** Information shown follows **
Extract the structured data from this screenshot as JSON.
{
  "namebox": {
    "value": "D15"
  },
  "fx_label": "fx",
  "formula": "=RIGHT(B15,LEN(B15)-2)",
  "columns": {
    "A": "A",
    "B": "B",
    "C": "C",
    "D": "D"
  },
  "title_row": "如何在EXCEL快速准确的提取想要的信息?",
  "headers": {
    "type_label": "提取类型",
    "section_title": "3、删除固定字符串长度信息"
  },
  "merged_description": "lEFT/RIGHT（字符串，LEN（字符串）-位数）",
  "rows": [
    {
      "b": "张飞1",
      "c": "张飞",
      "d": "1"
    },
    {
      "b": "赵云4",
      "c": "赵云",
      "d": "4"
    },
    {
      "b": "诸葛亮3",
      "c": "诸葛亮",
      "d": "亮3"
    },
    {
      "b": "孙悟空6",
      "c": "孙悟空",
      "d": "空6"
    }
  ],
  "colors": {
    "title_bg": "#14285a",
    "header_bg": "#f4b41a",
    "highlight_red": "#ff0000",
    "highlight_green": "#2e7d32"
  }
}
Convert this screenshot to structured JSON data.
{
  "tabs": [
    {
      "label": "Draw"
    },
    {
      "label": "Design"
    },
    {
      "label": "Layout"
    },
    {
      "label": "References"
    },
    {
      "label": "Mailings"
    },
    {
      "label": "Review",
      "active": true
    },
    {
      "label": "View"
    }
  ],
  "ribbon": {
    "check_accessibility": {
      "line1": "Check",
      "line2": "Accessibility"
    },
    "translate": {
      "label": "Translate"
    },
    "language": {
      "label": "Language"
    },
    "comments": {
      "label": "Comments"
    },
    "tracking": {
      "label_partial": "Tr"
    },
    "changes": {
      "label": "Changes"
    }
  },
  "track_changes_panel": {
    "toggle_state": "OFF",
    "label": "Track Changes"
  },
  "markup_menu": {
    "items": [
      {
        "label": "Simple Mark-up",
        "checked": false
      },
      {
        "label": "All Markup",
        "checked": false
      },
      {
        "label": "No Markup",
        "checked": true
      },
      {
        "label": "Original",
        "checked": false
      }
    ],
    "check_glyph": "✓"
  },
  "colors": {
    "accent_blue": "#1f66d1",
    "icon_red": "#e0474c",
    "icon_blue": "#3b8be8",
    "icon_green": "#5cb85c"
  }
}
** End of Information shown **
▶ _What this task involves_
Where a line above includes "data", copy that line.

▶ _Result below_
Extract the structured data from this screenshot as JSON.
Convert this screenshot to structured JSON data.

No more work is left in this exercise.